For more than half a century, the indigenous people of West Papua, located on the western side of the island of New Guinea, who are related to the Melanesians of the southwest Pacific Islands, have waged a resistance to governance by Indonesia and a relentless campaign for self-determination.
The vast rainforests of Papua New Guinea (PNG) and the Solomon Islands in the southwest Pacific Ocean are crucial for environmental sustainability, survival of indigenous peoples and the wider goal of containing climate change. But forest degradation, driven primarily by excessive commercial logging, most of which is illegal, is a perpetual threat.
Resource-rich Papua New Guinea (PNG) is seen as an economic powerhouse in the Pacific Islands with a state-led focus on resource extraction initially expected to drive one of the world’s highest growth rates of 15 per cent last year. But in the wake of falling commodity prices, GDP growth has plummeted from 8.5 per cent in 2014 to a forecasted 3 per cent this year. As the government faces a growing deficit between revenue and expenditure, exacerbated by high public debt, experts in the country believe greater efforts to diversify the economy are essential.
The Pacific Islands conjures pictures of swaying palm trees and unspoiled beaches. But, after civil wars and unrest since the 1980’s, experts in the region are clear that Pacific Islanders cannot afford to be complacent about the future, even after almost a decade of relative peace and stability. And preventing conflict goes beyond ensuring law and order.
Women leaders in the Pacific Islands have acclaimed the agreement on reducing global warming achieved at the United Nations (COP21) Climate Change conference in Paris as an unprecedented moment of world solidarity on an issue which has been marked to date by division between the developing and industrialized world.
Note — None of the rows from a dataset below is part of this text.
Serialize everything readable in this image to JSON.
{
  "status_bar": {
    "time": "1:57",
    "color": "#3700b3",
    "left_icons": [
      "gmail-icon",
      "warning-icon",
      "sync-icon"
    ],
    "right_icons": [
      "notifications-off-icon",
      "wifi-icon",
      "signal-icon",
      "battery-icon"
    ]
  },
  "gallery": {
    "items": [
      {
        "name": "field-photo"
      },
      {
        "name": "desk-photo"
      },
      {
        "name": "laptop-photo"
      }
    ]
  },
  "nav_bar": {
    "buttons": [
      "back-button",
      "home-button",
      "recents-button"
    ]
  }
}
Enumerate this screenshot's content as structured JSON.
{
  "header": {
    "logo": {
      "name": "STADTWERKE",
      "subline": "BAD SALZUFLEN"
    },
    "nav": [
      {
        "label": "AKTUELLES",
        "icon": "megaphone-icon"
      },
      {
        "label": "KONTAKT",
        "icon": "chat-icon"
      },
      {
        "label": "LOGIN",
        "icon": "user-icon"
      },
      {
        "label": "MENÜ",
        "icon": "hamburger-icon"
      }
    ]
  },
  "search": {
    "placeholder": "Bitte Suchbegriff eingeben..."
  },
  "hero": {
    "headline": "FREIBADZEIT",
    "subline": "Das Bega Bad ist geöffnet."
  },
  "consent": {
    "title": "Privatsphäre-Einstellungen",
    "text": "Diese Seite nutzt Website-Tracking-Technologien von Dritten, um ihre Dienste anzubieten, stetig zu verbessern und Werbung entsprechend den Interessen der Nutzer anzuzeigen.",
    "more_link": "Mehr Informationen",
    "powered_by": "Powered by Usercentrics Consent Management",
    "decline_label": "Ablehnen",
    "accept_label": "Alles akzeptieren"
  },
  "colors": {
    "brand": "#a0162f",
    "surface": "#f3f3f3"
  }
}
But for Pacific small island developing states, which name climate change as the single greatest threat to their survival, it will only be a success if inspirational words are followed by real action.
High up in the mountainous interior of Papua New Guinea (PNG), the most populous Pacific Island state of 7.3 million people, rural lives are marked by strenuous work toiling land in rugged terrain with low access to basic services.
An estimated one-third of the population of Papua New Guinea, the most populous Pacific Island state, is now suffering in from the country’s worst drought this century and experts predict El Nino’s influence will carry on through March 2016.
The charred foundations are all that is left of the homes that made up Kenemote village in the mountainous Eastern Highlands Province of Papua New Guinea in the southwest Pacific Islands.
It has only been six months since Iveti, 37, lost her husband of 18 years, but already she is facing hardship and worry about the future.
Zibie Wari, a former teacher and founder of the Tropical Gems grassroots youth group in the town of Madang on the north coast of Papua New Guinea, has seen the hopes of many young people for a decent future quashed by the impacts of corruption and unfulfilled promises of development.
A referendum on independence within the next five years dominated campaigning in the recent general election held in Bougainville, an autonomous region of 300,000 people in the east of Papua New Guinea (PNG), which emerged from a decade-long civil war 15 years ago.
Fourteen Pacific Island Forum countries are currently locked in negotiations with their two largest economic neighbours, Australia and New Zealand, to forge a new regional free trade agreement called ‘PACER Plus’, which supporters believe will boost economic growth in the region.